*Work instruction*: A single number is the expected answer: the count of lines in the listing that hold the word "screenshot".

※ ※ ※

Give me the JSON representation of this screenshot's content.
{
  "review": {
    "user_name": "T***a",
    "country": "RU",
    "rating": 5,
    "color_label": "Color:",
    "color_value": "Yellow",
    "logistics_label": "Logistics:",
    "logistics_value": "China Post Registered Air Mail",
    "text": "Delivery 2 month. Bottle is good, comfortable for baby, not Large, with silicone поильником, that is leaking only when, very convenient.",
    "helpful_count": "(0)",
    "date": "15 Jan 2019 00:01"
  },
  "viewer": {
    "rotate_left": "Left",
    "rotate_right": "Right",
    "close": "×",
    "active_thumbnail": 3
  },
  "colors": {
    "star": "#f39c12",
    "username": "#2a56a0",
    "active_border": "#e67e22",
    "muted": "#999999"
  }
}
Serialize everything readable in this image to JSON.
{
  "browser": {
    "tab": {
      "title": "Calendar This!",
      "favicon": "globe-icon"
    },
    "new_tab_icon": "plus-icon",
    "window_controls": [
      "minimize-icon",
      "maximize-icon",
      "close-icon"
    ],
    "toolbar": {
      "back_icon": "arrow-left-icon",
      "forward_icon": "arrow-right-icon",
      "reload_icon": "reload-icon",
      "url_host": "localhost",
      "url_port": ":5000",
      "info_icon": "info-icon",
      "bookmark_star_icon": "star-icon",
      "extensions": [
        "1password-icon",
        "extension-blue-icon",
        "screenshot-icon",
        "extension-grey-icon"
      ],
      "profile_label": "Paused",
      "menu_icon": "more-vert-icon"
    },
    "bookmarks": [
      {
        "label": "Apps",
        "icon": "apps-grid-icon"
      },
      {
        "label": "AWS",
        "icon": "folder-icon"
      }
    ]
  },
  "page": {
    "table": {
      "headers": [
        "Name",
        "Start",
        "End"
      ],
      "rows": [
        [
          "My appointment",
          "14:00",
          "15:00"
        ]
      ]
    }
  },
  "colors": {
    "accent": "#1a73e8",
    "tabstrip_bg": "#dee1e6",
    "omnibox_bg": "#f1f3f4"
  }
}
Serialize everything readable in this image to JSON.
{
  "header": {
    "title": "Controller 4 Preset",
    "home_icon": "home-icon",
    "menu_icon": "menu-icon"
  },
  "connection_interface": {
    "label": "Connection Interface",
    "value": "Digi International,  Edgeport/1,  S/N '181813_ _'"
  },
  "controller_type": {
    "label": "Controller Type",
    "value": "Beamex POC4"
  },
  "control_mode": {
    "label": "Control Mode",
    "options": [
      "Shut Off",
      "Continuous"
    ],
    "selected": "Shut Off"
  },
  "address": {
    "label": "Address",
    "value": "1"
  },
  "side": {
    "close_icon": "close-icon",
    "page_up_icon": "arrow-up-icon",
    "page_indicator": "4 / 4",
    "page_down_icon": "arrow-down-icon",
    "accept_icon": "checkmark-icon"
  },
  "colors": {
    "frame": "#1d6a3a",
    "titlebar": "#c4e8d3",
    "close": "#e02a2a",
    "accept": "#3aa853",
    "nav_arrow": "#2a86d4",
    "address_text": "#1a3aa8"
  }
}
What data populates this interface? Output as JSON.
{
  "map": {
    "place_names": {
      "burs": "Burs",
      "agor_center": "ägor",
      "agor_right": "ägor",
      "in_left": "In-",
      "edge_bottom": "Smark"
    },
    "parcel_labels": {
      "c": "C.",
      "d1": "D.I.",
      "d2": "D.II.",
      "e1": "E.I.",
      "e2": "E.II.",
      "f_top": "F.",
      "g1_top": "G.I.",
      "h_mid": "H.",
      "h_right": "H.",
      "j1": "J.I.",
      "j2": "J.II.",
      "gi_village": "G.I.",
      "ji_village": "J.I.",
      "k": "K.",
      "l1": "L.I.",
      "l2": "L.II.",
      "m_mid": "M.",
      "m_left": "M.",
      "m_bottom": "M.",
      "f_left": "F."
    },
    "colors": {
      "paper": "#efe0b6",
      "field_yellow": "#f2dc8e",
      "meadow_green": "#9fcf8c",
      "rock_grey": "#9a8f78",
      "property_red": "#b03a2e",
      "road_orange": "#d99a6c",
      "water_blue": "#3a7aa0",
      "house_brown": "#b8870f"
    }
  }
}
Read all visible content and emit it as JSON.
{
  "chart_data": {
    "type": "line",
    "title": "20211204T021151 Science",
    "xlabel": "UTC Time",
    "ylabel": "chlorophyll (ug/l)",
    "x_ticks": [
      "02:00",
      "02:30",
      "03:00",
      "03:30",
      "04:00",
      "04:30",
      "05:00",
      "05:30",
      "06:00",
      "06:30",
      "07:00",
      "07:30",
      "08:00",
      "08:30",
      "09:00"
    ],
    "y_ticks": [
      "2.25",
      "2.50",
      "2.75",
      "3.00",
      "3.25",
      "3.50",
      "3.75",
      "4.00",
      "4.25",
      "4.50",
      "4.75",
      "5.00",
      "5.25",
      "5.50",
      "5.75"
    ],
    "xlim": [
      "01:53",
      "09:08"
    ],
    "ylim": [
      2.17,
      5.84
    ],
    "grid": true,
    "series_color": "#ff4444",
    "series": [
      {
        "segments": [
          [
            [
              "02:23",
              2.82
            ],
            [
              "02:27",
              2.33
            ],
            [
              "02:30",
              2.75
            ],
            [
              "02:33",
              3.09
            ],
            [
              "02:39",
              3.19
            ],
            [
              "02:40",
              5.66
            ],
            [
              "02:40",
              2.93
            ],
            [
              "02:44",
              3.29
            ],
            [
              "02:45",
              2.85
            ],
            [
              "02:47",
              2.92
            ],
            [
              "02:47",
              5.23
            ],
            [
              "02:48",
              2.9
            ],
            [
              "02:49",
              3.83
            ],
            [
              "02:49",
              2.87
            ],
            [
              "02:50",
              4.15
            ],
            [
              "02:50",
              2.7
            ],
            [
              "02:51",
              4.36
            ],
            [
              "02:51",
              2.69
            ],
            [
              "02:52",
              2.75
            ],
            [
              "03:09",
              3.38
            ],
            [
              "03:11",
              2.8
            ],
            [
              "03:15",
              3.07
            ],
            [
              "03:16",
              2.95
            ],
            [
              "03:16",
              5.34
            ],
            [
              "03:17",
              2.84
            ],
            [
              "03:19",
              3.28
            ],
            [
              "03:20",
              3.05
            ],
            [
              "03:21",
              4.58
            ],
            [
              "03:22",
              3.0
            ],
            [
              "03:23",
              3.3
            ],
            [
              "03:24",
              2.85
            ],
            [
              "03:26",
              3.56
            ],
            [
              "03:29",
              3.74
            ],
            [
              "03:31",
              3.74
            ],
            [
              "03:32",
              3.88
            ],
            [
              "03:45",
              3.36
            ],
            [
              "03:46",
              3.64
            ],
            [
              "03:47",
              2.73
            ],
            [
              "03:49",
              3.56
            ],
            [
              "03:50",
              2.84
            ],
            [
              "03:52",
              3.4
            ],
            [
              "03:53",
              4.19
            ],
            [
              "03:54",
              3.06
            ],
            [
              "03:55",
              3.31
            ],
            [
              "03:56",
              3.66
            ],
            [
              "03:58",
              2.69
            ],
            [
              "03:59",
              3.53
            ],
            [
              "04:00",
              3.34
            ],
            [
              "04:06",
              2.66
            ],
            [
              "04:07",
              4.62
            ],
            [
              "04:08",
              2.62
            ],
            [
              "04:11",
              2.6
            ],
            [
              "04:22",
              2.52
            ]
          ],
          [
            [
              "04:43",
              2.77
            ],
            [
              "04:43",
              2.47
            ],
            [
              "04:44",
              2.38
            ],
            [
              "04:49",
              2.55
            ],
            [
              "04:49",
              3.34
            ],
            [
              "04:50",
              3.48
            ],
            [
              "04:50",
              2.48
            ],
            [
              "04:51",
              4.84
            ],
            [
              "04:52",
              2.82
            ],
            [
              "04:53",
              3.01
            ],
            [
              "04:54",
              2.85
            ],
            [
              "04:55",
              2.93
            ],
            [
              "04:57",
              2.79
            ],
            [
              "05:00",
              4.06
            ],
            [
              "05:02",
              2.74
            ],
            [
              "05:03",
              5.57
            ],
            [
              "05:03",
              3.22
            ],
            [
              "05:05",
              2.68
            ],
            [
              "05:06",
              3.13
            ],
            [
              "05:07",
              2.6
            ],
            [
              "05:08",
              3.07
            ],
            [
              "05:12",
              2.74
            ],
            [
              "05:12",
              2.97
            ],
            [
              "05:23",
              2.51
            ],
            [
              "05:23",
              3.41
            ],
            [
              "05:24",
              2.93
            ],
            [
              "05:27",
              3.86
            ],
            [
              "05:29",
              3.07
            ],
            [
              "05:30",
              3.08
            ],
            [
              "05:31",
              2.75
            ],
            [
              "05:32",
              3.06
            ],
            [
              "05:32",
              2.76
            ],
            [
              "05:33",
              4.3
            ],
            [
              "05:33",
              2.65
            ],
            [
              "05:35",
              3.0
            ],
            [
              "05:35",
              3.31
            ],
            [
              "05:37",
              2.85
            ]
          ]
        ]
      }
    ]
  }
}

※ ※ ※

*Answer to the problem*: 2